That’s where the federal government comes in. Trudeau said Ottawa will invest $800 million over the next four years into strengthening “innovation networks and clusters”— that is, areas where tech startups, universities and government work together—to drive productivity and, ultimately, economic growth. As Discourse Media CEO Erin Millar recently predicted, let’s hope this “Innovation Agenda” will help launch digital media startups that “will attempt to bring a unique viewpoint and funding model, transforming Canada’s media market into an entrepreneurial laboratory for the future of media.”

Right now, though, Canadian outlets are struggling. Last summer, after a spate of newspaper closures and layoffs across the country, Ottawa hired think-tank Public Policy Forum to assess our journalism industry and suggest ways to keep it afloat. That report, released recently, made a number of substantive recommendations, including taxes on Google and Facebook.

But we need to think beyond surviving, and start thriving.

Always the underdog, it might be hard to imagine Canada assuming America’s traditional role as the dominant media power. But it’s less difficult to envision a Canadian, a Scot or a Singaporean all visiting, or for reliable reporting and innovative storytelling techniques.

Now is the time to make our media as integral to Canada’s global reputation as poutine and peacekeeping.

This article is part of the special feature The Future of Canadian Journalism.

Photo: Prime Minister Justin Trudeau speaks to reporters while flying from Antalya, Turkey to Manila, Philippines on Tuesday, Nov. 17, 2015, to attend the APEC Summit. The Canadian Press/Sean Kilpatrick

Do you have something to say about the article you just read?
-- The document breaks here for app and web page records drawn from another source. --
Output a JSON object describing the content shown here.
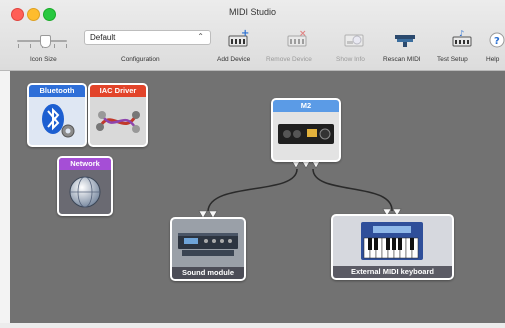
{
  "window": {
    "title": "MIDI Studio"
  },
  "toolbar": {
    "icon_size_label": "Icon Size",
    "configuration_label": "Configuration",
    "configuration_value": "Default",
    "add_device": "Add Device",
    "remove_device": "Remove Device",
    "show_info": "Show Info",
    "rescan_midi": "Rescan MIDI",
    "test_setup": "Test Setup",
    "help": "Help"
  },
  "devices": {
    "bluetooth": "Bluetooth",
    "iac_driver": "IAC Driver",
    "network": "Network",
    "m2": "M2",
    "sound_module": "Sound module",
    "external_keyboard": "External MIDI keyboard"
  },
  "colors": {
    "bluetooth_header": "#2f6fd8",
    "iac_header": "#e2442a",
    "network_header": "#a54ed6",
    "m2_header": "#5b9be6",
    "canvas": "#727272"
  },
  "icons": {
    "bluetooth": "bluetooth-icon",
    "iac_driver": "iac-cables-icon",
    "network": "network-globe-icon",
    "m2": "audio-interface-icon",
    "sound_module": "rack-module-icon",
    "external_keyboard": "keyboard-icon"
  }
}
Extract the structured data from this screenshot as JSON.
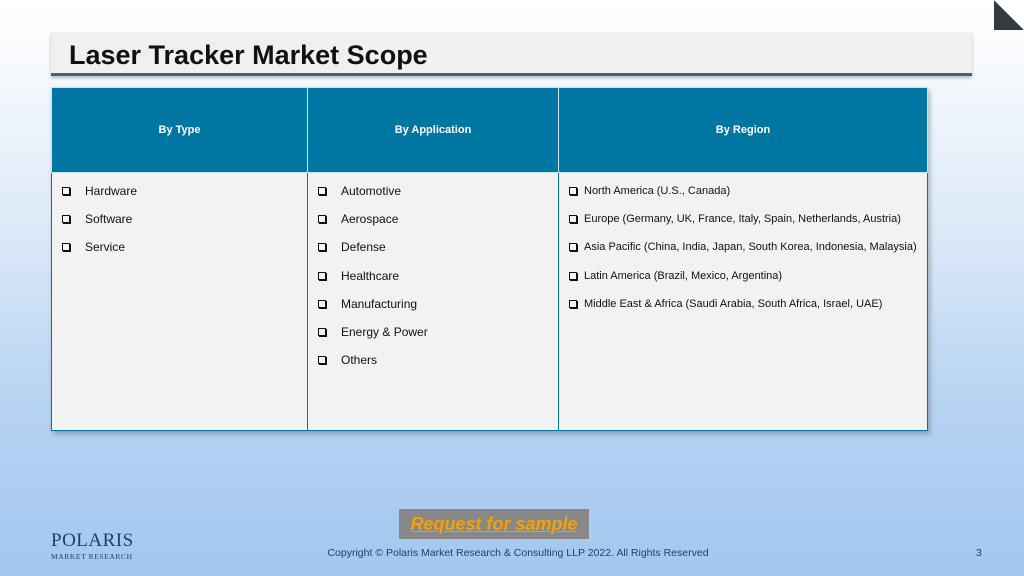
{
  "slide": {
    "title": "Laser Tracker Market Scope",
    "accent_color": "#0076a3",
    "title_underline_color": "#3d5f88"
  },
  "table": {
    "headers": [
      "By Type",
      "By Application",
      "By Region"
    ],
    "by_type": [
      "Hardware",
      "Software",
      "Service"
    ],
    "by_application": [
      "Automotive",
      "Aerospace",
      "Defense",
      "Healthcare",
      "Manufacturing",
      "Energy & Power",
      "Others"
    ],
    "by_region": [
      "North America (U.S., Canada)",
      "Europe (Germany, UK, France, Italy, Spain, Netherlands, Austria)",
      "Asia Pacific (China, India, Japan, South Korea, Indonesia, Malaysia)",
      "Latin America (Brazil, Mexico, Argentina)",
      "Middle East & Africa (Saudi Arabia, South Africa, Israel, UAE)"
    ],
    "bullet_icon": "checkbox-bullet-icon"
  },
  "footer": {
    "cta_label": "Request for sample",
    "cta_text_color": "#f5a100",
    "logo_word": "POLARIS",
    "logo_sub": "MARKET RESEARCH",
    "copyright": "Copyright © Polaris Market Research & Consulting LLP 2022. All Rights Reserved",
    "page_number": "3"
  }
}
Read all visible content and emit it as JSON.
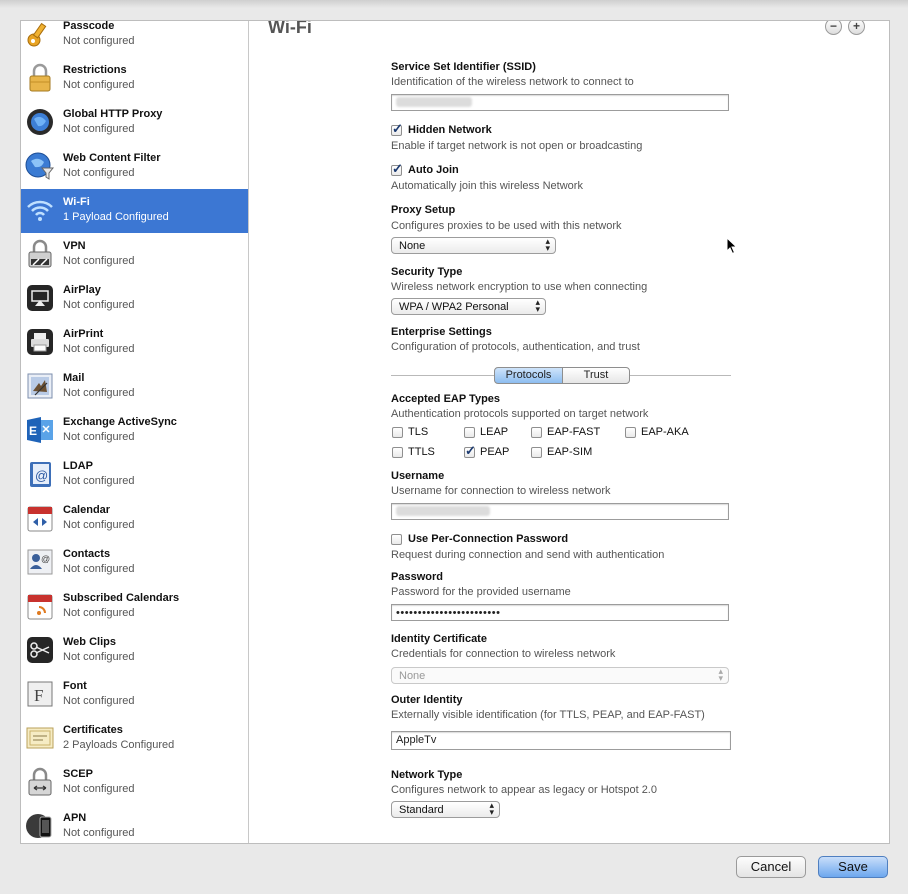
{
  "sidebar": {
    "items": [
      {
        "title": "Passcode",
        "subtitle": "Not configured",
        "icon": "key-icon"
      },
      {
        "title": "Restrictions",
        "subtitle": "Not configured",
        "icon": "padlock-icon"
      },
      {
        "title": "Global HTTP Proxy",
        "subtitle": "Not configured",
        "icon": "globe-icon"
      },
      {
        "title": "Web Content Filter",
        "subtitle": "Not configured",
        "icon": "globe-filter-icon"
      },
      {
        "title": "Wi-Fi",
        "subtitle": "1 Payload Configured",
        "icon": "wifi-icon"
      },
      {
        "title": "VPN",
        "subtitle": "Not configured",
        "icon": "vpn-lock-icon"
      },
      {
        "title": "AirPlay",
        "subtitle": "Not configured",
        "icon": "airplay-icon"
      },
      {
        "title": "AirPrint",
        "subtitle": "Not configured",
        "icon": "printer-icon"
      },
      {
        "title": "Mail",
        "subtitle": "Not configured",
        "icon": "mail-icon"
      },
      {
        "title": "Exchange ActiveSync",
        "subtitle": "Not configured",
        "icon": "exchange-icon"
      },
      {
        "title": "LDAP",
        "subtitle": "Not configured",
        "icon": "ldap-at-icon"
      },
      {
        "title": "Calendar",
        "subtitle": "Not configured",
        "icon": "calendar-icon"
      },
      {
        "title": "Contacts",
        "subtitle": "Not configured",
        "icon": "contacts-icon"
      },
      {
        "title": "Subscribed Calendars",
        "subtitle": "Not configured",
        "icon": "subscribed-calendar-icon"
      },
      {
        "title": "Web Clips",
        "subtitle": "Not configured",
        "icon": "webclip-scissors-icon"
      },
      {
        "title": "Font",
        "subtitle": "Not configured",
        "icon": "font-icon"
      },
      {
        "title": "Certificates",
        "subtitle": "2 Payloads Configured",
        "icon": "certificate-icon"
      },
      {
        "title": "SCEP",
        "subtitle": "Not configured",
        "icon": "scep-lock-icon"
      },
      {
        "title": "APN",
        "subtitle": "Not configured",
        "icon": "apn-phone-icon"
      }
    ],
    "selected": "Wi-Fi"
  },
  "main": {
    "title": "Wi-Fi",
    "minus_label": "−",
    "plus_label": "+",
    "ssid": {
      "label": "Service Set Identifier (SSID)",
      "desc": "Identification of the wireless network to connect to"
    },
    "hidden": {
      "label": "Hidden Network",
      "desc": "Enable if target network is not open or broadcasting",
      "checked": true
    },
    "autojoin": {
      "label": "Auto Join",
      "desc": "Automatically join this wireless Network",
      "checked": true
    },
    "proxy": {
      "label": "Proxy Setup",
      "desc": "Configures proxies to be used with this network",
      "value": "None"
    },
    "security": {
      "label": "Security Type",
      "desc": "Wireless network encryption to use when connecting",
      "value": "WPA / WPA2 Personal"
    },
    "enterprise": {
      "label": "Enterprise Settings",
      "desc": "Configuration of protocols, authentication, and trust"
    },
    "tabs": {
      "protocols": "Protocols",
      "trust": "Trust",
      "selected": "Protocols"
    },
    "eap": {
      "label": "Accepted EAP Types",
      "desc": "Authentication protocols supported on target network",
      "types": [
        {
          "name": "TLS",
          "checked": false
        },
        {
          "name": "LEAP",
          "checked": false
        },
        {
          "name": "EAP-FAST",
          "checked": false
        },
        {
          "name": "EAP-AKA",
          "checked": false
        },
        {
          "name": "TTLS",
          "checked": false
        },
        {
          "name": "PEAP",
          "checked": true
        },
        {
          "name": "EAP-SIM",
          "checked": false
        }
      ]
    },
    "username": {
      "label": "Username",
      "desc": "Username for connection to wireless network"
    },
    "perconn": {
      "label": "Use Per-Connection Password",
      "desc": "Request during connection and send with authentication",
      "checked": false
    },
    "password": {
      "label": "Password",
      "desc": "Password for the provided username",
      "value": "••••••••••••••••••••••••"
    },
    "identity_cert": {
      "label": "Identity Certificate",
      "desc": "Credentials for connection to wireless network",
      "value": "None"
    },
    "outer": {
      "label": "Outer Identity",
      "desc": "Externally visible identification (for TTLS, PEAP, and EAP-FAST)",
      "value": "AppleTv"
    },
    "network_type": {
      "label": "Network Type",
      "desc": "Configures network to appear as legacy or Hotspot 2.0",
      "value": "Standard"
    }
  },
  "footer": {
    "cancel": "Cancel",
    "save": "Save"
  },
  "colors": {
    "selection": "#3c77d3",
    "primary_button": "#6da7ee"
  }
}
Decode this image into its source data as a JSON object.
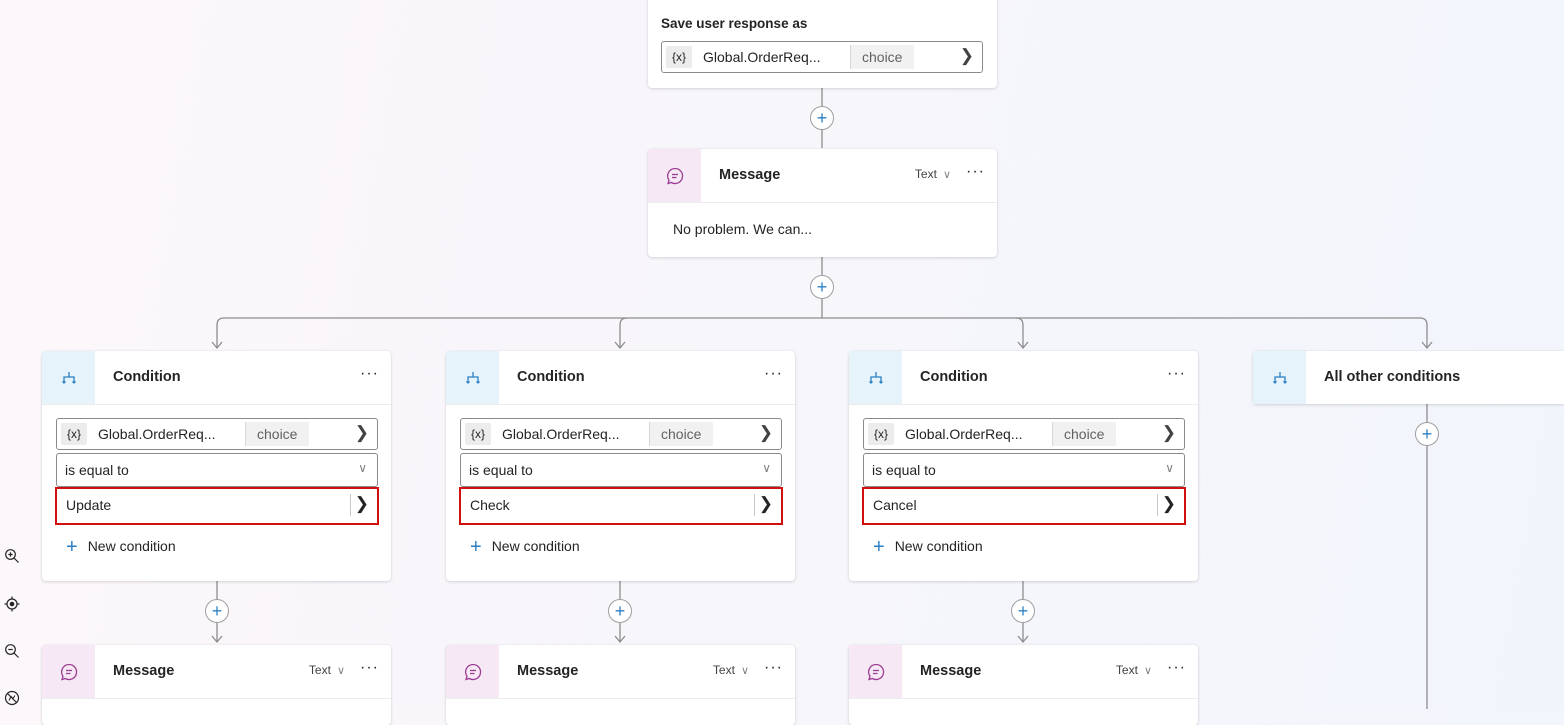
{
  "save_response": {
    "label": "Save user response as",
    "var_badge": "{x}",
    "var_name": "Global.OrderReq...",
    "var_type": "choice"
  },
  "top_message": {
    "title": "Message",
    "type": "Text",
    "body": "No problem. We can..."
  },
  "conditions": [
    {
      "title": "Condition",
      "var_badge": "{x}",
      "var_name": "Global.OrderReq...",
      "var_type": "choice",
      "operator": "is equal to",
      "value": "Update",
      "new_condition": "New condition",
      "message_title": "Message",
      "message_type": "Text"
    },
    {
      "title": "Condition",
      "var_badge": "{x}",
      "var_name": "Global.OrderReq...",
      "var_type": "choice",
      "operator": "is equal to",
      "value": "Check",
      "new_condition": "New condition",
      "message_title": "Message",
      "message_type": "Text"
    },
    {
      "title": "Condition",
      "var_badge": "{x}",
      "var_name": "Global.OrderReq...",
      "var_type": "choice",
      "operator": "is equal to",
      "value": "Cancel",
      "new_condition": "New condition",
      "message_title": "Message",
      "message_type": "Text"
    }
  ],
  "all_other": {
    "title": "All other conditions"
  },
  "icons": {
    "more": "more-icon",
    "add": "add-icon",
    "condition": "branch-icon",
    "message": "chat-bubble-icon",
    "zoom_in": "zoom-in-icon",
    "recenter": "target-icon",
    "zoom_out": "zoom-out-icon",
    "minimap": "no-map-icon"
  },
  "colors": {
    "accent": "#2b7fc4",
    "highlight": "#d10f0f",
    "condition_icon_bg": "#e6f3fb",
    "message_icon_bg": "#f6e9f5"
  }
}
Be part of the Policy Options discussion, and send in your own submission. Here is a link on how to do it. | Souhaitez-vous rĂ©agir Ă  cet article ? Joignez-vous aux dĂ©bats d’Options politiques et soumettez-nous votre texte en suivant ces directives.

Anita Li est consultante en média, professeure de journalisme et réside à Toronto. Elle est rédactrice en chef de The Other Wave, un site Web couvrant les médias d'un point de vue multiculturel.

Vous pouvez reproduire cet article d’Options politiques en ligne ou dans un pĂ©riodique imprimĂ©, sous licence Creative Commons Attribution.

Creative Commons License